A “BioBlitz” is a 24 hour event in which volunteer teams comprised of teachers, scientists, naturalists, students, families and community members come together to find and identify as many plants, animals, fungi, microbes and other organisms as possible within a given space. National Geographic is aiding in conducting a BioBlitz in a different national park each year leading up to the centennial anniversary of the National Park Service (NPS) in 2016. The 2014 BioBlitz occurred in March in San Franciso’s Golden Gate National Recreation Area, in 2015 they will head out to Hawaii to inventory Volcanoes National Park (May 15-16, for more information check out:

Hawai'i Volcanoes National Park was established in 1916. It is planned as the next site for National Geographic's BioBlitz in 2015.

Hawai’i Volcanoes National Park was established in 1916. It is planned as the next site for National Geographic’s BioBlitz in 2015.

The BioBlitz inventory aims to discover, identify, count, map and learn about as many organisms as possible within the 24 hour period. These events also provide an opportunity for scientists and the community to learn and perform field work together, educated volunteers will collect meaningful and helpful data. Data collected gets added to the park’s official species list and will be used as a baseline for the future as well as in educational and interpretive materials. Large events such as the BioBlitz, supported by important sponsors like National Geographic really help to highlight the importance of biodiversity, not just in these exceptional pockets of pristine preservation, but everywhere.

Baseline Background

As much as the BioBlitz is about gathering the community around environmental issues, inspiring children and creating awareness of the precariousness of biodiversity it also aids the National Park Service in providing natural resource baseline data. Approximately 15 years ago the NPS launched the “Natural Resource Challenge”, this effort was all about establishing baseline data regarding background conditions for the resources they were charged with managing, which would then help them develop a routine monitoring program.

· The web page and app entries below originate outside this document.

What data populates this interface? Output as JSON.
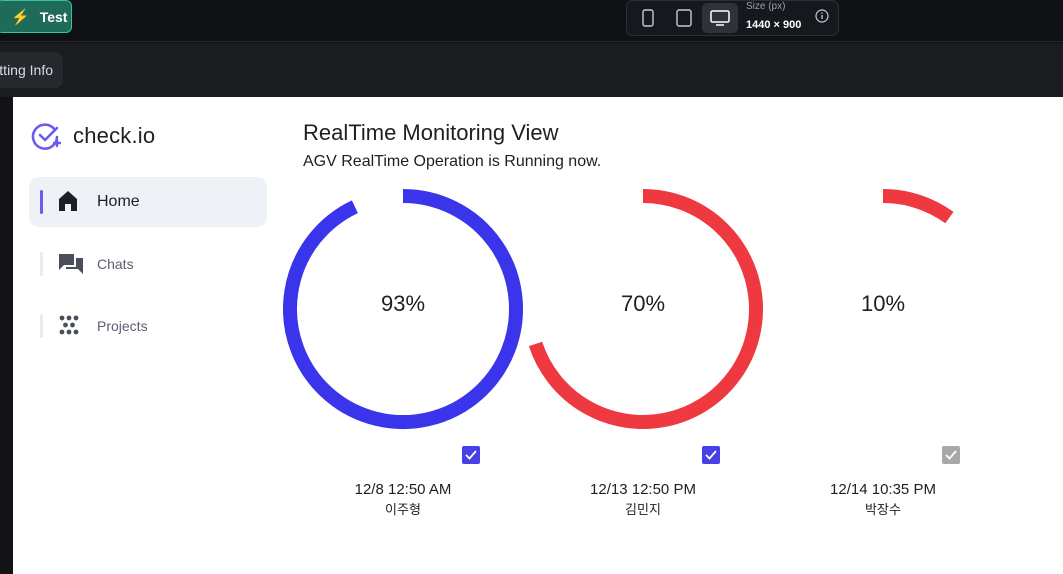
{
  "editor": {
    "test_label": "Test",
    "size_label": "Size (px)",
    "size_value": "1440 × 900",
    "setting_info_label": "Setting Info"
  },
  "app": {
    "brand": "check.io",
    "title": "RealTime Monitoring View",
    "subtitle": "AGV RealTime Operation is Running now."
  },
  "sidebar": {
    "items": [
      {
        "label": "Home",
        "icon": "home-icon",
        "active": true
      },
      {
        "label": "Chats",
        "icon": "chats-icon",
        "active": false
      },
      {
        "label": "Projects",
        "icon": "projects-icon",
        "active": false
      }
    ]
  },
  "gauges": [
    {
      "percent_label": "93%",
      "value": 93,
      "color": "#3a34ea",
      "checked": true,
      "check_color": "#4840e6",
      "date": "12/8 12:50 AM",
      "person": "이주형"
    },
    {
      "percent_label": "70%",
      "value": 70,
      "color": "#ee3940",
      "checked": true,
      "check_color": "#4840e6",
      "date": "12/13 12:50 PM",
      "person": "김민지"
    },
    {
      "percent_label": "10%",
      "value": 10,
      "color": "#ee3940",
      "checked": true,
      "check_color": "#a8a8a8",
      "date": "12/14 10:35 PM",
      "person": "박장수"
    }
  ],
  "colors": {
    "accent": "#6b5cf0",
    "blue": "#3a34ea",
    "red": "#ee3940"
  }
}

So, 2,700 schoolchildren and 300 scientists were invited into the park system to help construct a basic understanding of what is going on with those resources. However, collecting reliable data from non-scientists can prove challenging as they may not be equipped to fully explain what they observe. BioBlitz was paired with INaturalist, an organization with a smartphone application that connects people who are outdoors with knowledgeable scientists in an effort to help them identify species with which they come into contact.

INaturalist helped BioBlitz volunteers identify a record number of organisms in Golden Gate National Recreation Area this year; over 10,000 images were uploaded resulting in the identification of over 2,000 species, including 80 previously unrecorded as living in the park and 15 endangered species.  Educating volunteers and providing them with tools for reliable data collection allows this snapshot of the park to be used to gauge changes in the park over the next decades and possibly centuries. National Geographic may put on the most publicized bioblitz events, but they certainly are not the only ones, check with chapters of your local outdoors clubs, state and national parks near your and regional NPS branches to find out how you can get involved with preserving our country’s biodiversity!